Where the records below have a line with "doFilter", that line is to be copied.

*** Opening of Source data ***

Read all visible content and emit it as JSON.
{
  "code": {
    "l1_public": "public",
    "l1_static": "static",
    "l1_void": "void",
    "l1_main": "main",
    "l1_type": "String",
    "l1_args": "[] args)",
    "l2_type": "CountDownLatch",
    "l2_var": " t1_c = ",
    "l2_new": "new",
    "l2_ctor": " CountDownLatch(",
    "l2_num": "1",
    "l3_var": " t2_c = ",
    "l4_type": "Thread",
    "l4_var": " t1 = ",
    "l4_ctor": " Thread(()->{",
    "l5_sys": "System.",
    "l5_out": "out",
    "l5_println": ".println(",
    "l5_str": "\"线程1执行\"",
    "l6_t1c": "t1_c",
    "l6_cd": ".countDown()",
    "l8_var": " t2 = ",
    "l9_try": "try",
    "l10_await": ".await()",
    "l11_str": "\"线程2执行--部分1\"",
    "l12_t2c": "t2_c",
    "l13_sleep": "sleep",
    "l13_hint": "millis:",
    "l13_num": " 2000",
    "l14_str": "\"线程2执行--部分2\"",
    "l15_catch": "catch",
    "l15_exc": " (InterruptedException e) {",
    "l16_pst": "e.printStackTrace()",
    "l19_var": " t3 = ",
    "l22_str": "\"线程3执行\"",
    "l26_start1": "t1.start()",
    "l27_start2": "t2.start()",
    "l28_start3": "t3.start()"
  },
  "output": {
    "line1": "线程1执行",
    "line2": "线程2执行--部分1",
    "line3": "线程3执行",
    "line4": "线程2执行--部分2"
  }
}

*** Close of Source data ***
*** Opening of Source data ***

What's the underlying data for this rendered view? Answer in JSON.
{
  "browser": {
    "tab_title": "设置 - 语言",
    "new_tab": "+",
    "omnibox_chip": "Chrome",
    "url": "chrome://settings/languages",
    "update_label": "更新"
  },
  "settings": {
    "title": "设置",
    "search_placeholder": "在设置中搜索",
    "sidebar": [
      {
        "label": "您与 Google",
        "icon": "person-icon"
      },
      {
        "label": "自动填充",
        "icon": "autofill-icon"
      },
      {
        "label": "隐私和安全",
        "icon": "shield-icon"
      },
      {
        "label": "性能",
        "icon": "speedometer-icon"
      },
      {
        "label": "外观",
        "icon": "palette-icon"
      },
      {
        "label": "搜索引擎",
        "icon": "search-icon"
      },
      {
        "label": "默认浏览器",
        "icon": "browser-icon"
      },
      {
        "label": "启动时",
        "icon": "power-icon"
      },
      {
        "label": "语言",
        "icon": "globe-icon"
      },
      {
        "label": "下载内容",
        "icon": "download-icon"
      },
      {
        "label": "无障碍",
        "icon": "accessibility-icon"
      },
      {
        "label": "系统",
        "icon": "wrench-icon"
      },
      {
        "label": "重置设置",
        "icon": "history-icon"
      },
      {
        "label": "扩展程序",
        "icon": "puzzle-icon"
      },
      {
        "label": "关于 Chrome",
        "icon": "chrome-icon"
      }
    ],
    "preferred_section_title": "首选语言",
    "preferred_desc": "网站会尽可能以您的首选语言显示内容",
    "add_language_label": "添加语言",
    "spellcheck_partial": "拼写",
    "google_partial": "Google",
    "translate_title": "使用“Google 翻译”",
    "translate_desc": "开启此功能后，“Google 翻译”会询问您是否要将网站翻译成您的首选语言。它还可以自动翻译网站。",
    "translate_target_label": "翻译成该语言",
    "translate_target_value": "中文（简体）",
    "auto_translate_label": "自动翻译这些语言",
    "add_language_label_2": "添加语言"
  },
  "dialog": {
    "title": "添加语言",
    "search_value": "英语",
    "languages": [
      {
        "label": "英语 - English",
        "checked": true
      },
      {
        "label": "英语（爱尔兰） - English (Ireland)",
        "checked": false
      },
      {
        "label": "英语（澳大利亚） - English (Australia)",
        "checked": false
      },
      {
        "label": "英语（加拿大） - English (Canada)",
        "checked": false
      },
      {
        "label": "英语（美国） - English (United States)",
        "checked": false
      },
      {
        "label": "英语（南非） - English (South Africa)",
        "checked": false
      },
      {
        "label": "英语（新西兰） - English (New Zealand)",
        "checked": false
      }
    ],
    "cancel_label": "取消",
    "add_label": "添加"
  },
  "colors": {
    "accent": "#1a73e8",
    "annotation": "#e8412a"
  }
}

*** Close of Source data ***
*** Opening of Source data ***

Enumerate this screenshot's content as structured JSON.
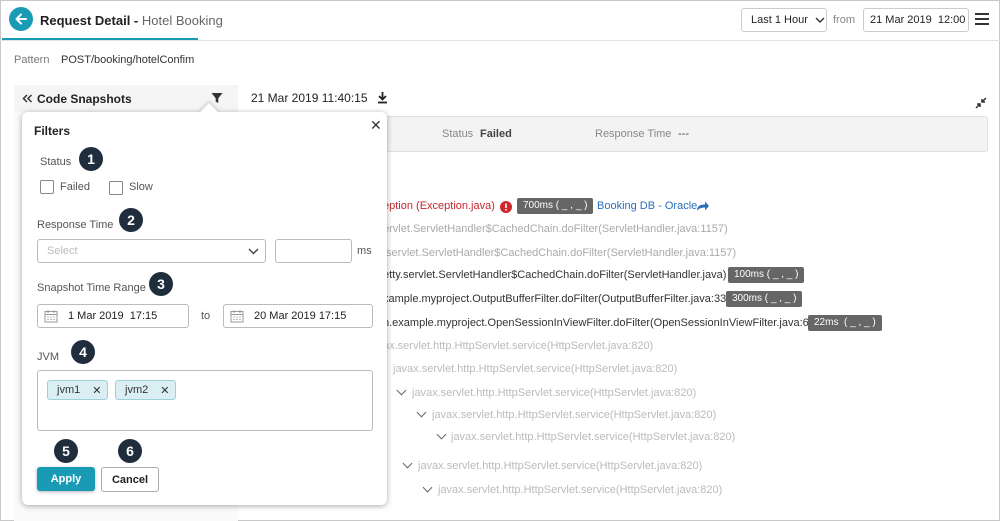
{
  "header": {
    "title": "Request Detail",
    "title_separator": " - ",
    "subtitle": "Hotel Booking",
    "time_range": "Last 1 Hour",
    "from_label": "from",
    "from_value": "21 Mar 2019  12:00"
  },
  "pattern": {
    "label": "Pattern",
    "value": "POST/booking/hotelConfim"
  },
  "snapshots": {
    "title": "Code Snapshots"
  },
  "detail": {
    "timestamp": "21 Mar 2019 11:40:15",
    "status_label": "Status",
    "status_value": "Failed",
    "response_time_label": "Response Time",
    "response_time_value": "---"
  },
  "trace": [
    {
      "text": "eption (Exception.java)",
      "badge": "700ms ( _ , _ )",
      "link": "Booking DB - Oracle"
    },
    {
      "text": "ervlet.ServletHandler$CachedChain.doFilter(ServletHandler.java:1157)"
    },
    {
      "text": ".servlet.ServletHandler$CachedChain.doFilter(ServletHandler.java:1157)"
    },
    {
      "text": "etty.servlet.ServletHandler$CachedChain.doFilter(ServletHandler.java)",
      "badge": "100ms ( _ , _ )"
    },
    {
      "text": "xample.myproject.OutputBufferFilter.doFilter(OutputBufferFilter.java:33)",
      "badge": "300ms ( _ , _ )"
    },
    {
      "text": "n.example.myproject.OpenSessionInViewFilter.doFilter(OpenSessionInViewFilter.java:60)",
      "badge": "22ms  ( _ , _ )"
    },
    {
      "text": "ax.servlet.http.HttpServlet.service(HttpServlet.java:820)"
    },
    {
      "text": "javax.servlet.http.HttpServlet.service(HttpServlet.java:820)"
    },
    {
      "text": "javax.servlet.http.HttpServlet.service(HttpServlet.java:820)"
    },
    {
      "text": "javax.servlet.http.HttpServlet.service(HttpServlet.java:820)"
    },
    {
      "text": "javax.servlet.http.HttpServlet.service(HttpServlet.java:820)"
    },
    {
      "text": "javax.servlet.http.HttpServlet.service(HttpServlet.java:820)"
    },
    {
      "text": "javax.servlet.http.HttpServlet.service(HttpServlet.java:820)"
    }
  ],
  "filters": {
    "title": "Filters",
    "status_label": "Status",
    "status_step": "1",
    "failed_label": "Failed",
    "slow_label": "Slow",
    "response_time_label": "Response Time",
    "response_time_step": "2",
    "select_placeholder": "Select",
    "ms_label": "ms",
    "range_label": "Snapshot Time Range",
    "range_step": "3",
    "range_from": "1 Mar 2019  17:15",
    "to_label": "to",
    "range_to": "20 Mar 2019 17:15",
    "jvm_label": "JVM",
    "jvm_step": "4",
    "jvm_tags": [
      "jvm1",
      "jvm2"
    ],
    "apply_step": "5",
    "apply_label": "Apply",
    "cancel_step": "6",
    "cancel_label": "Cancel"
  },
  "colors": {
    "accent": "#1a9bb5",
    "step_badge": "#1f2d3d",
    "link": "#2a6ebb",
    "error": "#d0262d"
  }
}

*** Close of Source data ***

__Result of this exercise__.
      "text": "ervlet.ServletHandler$CachedChain.doFilter(ServletHandler.java:1157)"
      "text": ".servlet.ServletHandler$CachedChain.doFilter(ServletHandler.java:1157)"
      "text": "etty.servlet.ServletHandler$CachedChain.doFilter(ServletHandler.java)",
      "text": "xample.myproject.OutputBufferFilter.doFilter(OutputBufferFilter.java:33)",
      "text": "n.example.myproject.OpenSessionInViewFilter.doFilter(OpenSessionInViewFilter.java:60)",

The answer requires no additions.